The occurrence of reactions and impairments in leprosy: experience in the leprosy control program of three provinces in northeastern Thailand, 1987-1995 [correction of 1978-1995]. II. Reactions.Int J Lepr Other Mycobact Dis. 1998 Jun; 66(2):159-69.IJ
This is the second paper in a series of three papers on the occurrence of reactions and impairments in leprosy in Thailand, and focuses on the prevalence and incidence of reactions, including silent neuropathy.
A population-based, prospective cohort study.
All 640 newly diagnosed and registered leprosy patients in three neighboring provinces in northeastern Thailand registered between October 1987 and September 1990 were included [420 paucibacillary (PB) and 220 multibacillary (MB)]. This group was followed up (actively and passively) until the end of 1995.
Clinical data and data on the sensibility and motor function of the eyes, hands and feet were obtained when appropriate. The occurrence of reactions, including silent neuropathy, at the beginning of, during and after treatment was ascertained. During surveillance mild late reactions were also recorded.

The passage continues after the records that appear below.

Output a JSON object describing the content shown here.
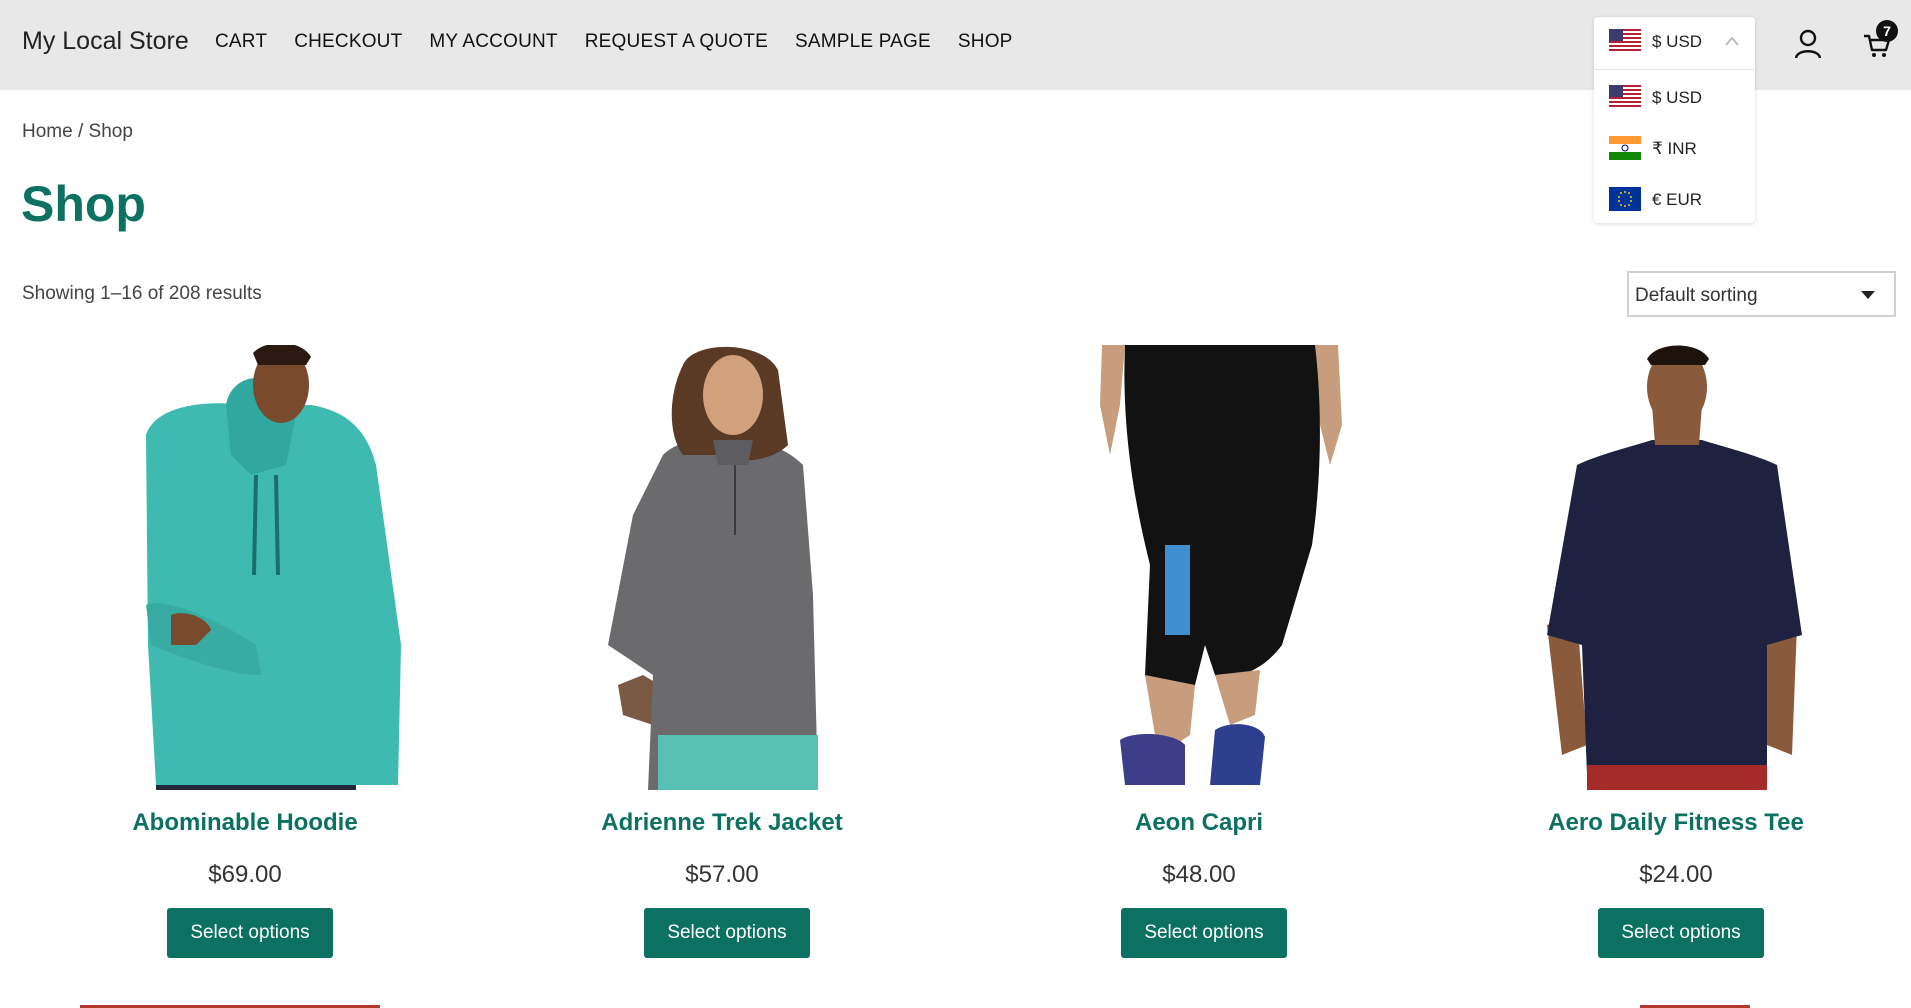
{
  "header": {
    "site_title": "My Local Store",
    "nav": [
      "CART",
      "CHECKOUT",
      "MY ACCOUNT",
      "REQUEST A QUOTE",
      "SAMPLE PAGE",
      "SHOP"
    ],
    "cart_count": "7"
  },
  "currency": {
    "current": "$ USD",
    "options": [
      "$ USD",
      "₹ INR",
      "€ EUR"
    ]
  },
  "breadcrumb": {
    "home": "Home",
    "separator": " / ",
    "current": "Shop"
  },
  "page_title": "Shop",
  "result_count": "Showing 1–16 of 208 results",
  "sorting": {
    "selected": "Default sorting"
  },
  "products": [
    {
      "name": "Abominable Hoodie",
      "price": "$69.00",
      "button": "Select options"
    },
    {
      "name": "Adrienne Trek Jacket",
      "price": "$57.00",
      "button": "Select options"
    },
    {
      "name": "Aeon Capri",
      "price": "$48.00",
      "button": "Select options"
    },
    {
      "name": "Aero Daily Fitness Tee",
      "price": "$24.00",
      "button": "Select options"
    }
  ],
  "colors": {
    "accent": "#0d7161",
    "header_bg": "#e8e8e8"
  }
}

Severe reversal reactions (RR) at the start of and during treatment were seen in 2.6% [confidence interval (CI) 1.1-4.1] of the PB and 29% (CI 23-35) of the MB patients. In the PB group the majority (82%) of severe RR were found at the start of treatment. In the MB group 35% of the severe RR were found at the start of treatment and another 59% during the first year of treatment. It is shown that there is a statistically highly significant increasing proportion of patients with severe RR starting from tuberculoid and going toward borderline lepromatous. The incidence rate of severe RR during treatment was 1.4 (CI 0.46-4.5) per 100 person-years at risk (PYAR) for PB patients and 12 (CI 9.0-16) per 100 PYAR for MB patients. Late (mild and severe) RR were seen in 2.7% of the PB and 9% of the MB patients (35% of these reactions being considered severe). Late reactions were mainly seen in borderline tuberculoid (PB group) and in borderline lepromatous patients. Recent silent neuropathies were seen at first examination and during treatment in 1.4% of the pB and 4.1% of the MB patients. During surveillance only a few silent neuropathies were seen. If all severe RR, severe erythema nodosum leprosum and silent neuropathies at the start of, during and after treatment were added together, then 53% of the borderline lepromatous and 42% of the lepromatous patients had or developed one or another serious complication in need of steroid treatment.